Shenzhen is a young city of great ambitions. Since 2012, the New New Town program has aligned with the innovative forces in Shenzhen, as the New Town aims to make a massive transition from a factory- to a creative city. The INTI research aims to identify which social, economic and environmental factors need to be improved to strengthen the city’s potential. What planning concepts and new strategies can be proposed for a sustainable transformation of the city? INTI focuses on unravelling new values that are related to intrinsic Chinese urban and social qualities, which move beyond economic benefit alone. The outcomes of INTIs activity in Shenzhen will be published in the publication Shenzhen: From Factory of the World to World City, expected in July 2016.

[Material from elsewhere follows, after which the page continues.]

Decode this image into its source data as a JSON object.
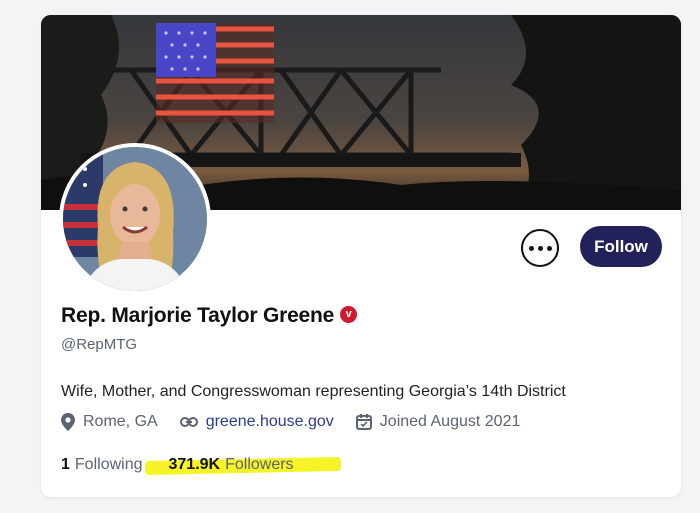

Lying adjacent to Hong Kong in the Pearl River Delta, Shenzhen used to be an area filled with small fishing villages. It became a New Town when in 1980 the central Chinese government gave it the status of Special Economic Zone and planned a city on the location. In only thirty years, the number of inhabitants has grown from 30,000 to an unofficial count of almost fifteen million, of which 82% are immigrants. In its urge for expansion the city has swallowed up hundreds of villages, the so-called ‘urban villages’. This rapid expansion has led to a thriving economy, but also to many problems such as a massive floating population, a shortage of land and water resources, deterioration of the environment and vulnerability of the ecological system. Therefore, though only 30 years young, Shenzhen is already rethinking its economic and urban future and therefore its identity, shifting from an industrial city with a manufacturing industry to a creative city which thrives on the service- en knowledge-industry, which on top of all that also has the ambition to become the first low-carbon eco-demonstration city of China.

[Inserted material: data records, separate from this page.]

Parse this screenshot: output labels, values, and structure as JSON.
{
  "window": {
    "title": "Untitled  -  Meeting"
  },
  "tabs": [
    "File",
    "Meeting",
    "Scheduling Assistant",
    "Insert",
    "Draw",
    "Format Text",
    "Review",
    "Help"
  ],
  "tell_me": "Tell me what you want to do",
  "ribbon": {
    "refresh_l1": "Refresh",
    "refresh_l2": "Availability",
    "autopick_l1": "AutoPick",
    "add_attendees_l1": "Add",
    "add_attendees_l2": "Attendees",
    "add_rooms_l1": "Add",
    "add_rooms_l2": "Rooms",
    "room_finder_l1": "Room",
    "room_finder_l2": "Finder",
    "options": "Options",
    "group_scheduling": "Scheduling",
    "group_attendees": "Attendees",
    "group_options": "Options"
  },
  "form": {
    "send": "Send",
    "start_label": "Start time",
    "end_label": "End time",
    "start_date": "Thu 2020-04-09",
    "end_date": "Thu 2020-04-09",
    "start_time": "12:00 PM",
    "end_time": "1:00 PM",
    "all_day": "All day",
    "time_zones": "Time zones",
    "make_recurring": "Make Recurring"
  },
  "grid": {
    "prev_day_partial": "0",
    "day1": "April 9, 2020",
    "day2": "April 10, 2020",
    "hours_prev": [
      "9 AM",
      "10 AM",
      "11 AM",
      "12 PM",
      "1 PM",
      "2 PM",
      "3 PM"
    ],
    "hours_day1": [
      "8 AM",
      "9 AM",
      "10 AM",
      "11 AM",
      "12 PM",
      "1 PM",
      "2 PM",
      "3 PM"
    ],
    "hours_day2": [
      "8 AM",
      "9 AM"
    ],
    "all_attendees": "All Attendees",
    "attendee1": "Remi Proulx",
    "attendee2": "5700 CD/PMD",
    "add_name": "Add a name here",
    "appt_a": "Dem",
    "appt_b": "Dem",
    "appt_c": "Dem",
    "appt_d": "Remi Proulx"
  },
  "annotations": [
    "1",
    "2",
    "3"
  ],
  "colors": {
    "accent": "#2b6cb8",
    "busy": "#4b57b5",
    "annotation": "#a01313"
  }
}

The transformations which have to take place are huge. In order to attract the new high-tech industries which make such high-end creative cities implies a huge demographical shift: the city plans to change its population from millions of low-skilled workers to millions of highly skilled employees. This transformations raises various questions. On the one hand there are the practical ones, such as: how can old industrial buildings be re-used in the knowledge economy Shenzhen aims to be? On the other hand there are issues in Shenzhen’s policies themselves. Shenzhen has mainly focused on policies and regulations for cultural and creative businesses, and not so much on the people that are ought to work there. Where will they live? How do they get to work?
INTI in Shenzhen
The New New Towns program aligns with the innovative forces in Shenzhen and instigates research to understand which social, economic and environmental factors need to be improved to strengthen the city’s potential. Working together, Dutch and Chinese students, scientists and design professionals aim to learn from the formal and informal socio-economic and spatial conditions. The program will subsequently build upon the perceived strengths to propose alternative models for urban planning and new concepts for economic growth based on densification, complexity and diversity. The program will focus on Shenzhen as a whole and three sites in particular, in order to introduce realistic recommendations in the field of ecology, economy and social sustainability: Guangming New Town, Luohu District and Dalang Neighborhood.
New New Towns will ultimately rethink contemporary planning concepts within Shenzhen. Up to now, the program has led to new strategies for a sustainable transformation of the city, based on the potential of the existing landscape, population and industry. This means the program will unravel new values that are related to intrinsic Chinese urban and social qualities, which move beyond economic benefit alone.
Shenzhen’s latest master plan (2009-2020) is focused on compact urban development within a spatial network. The network consists of development belts and cluster centers.
Shenzhen is currently upgrading its industry. How to deal with the vacant industrial buildings? In what way can they be re-used?
Shenzhen has an Ecological Control Line. It means nearly half of the land area is permanently prohibited from development. How to integrate the remaining landscape in future developments?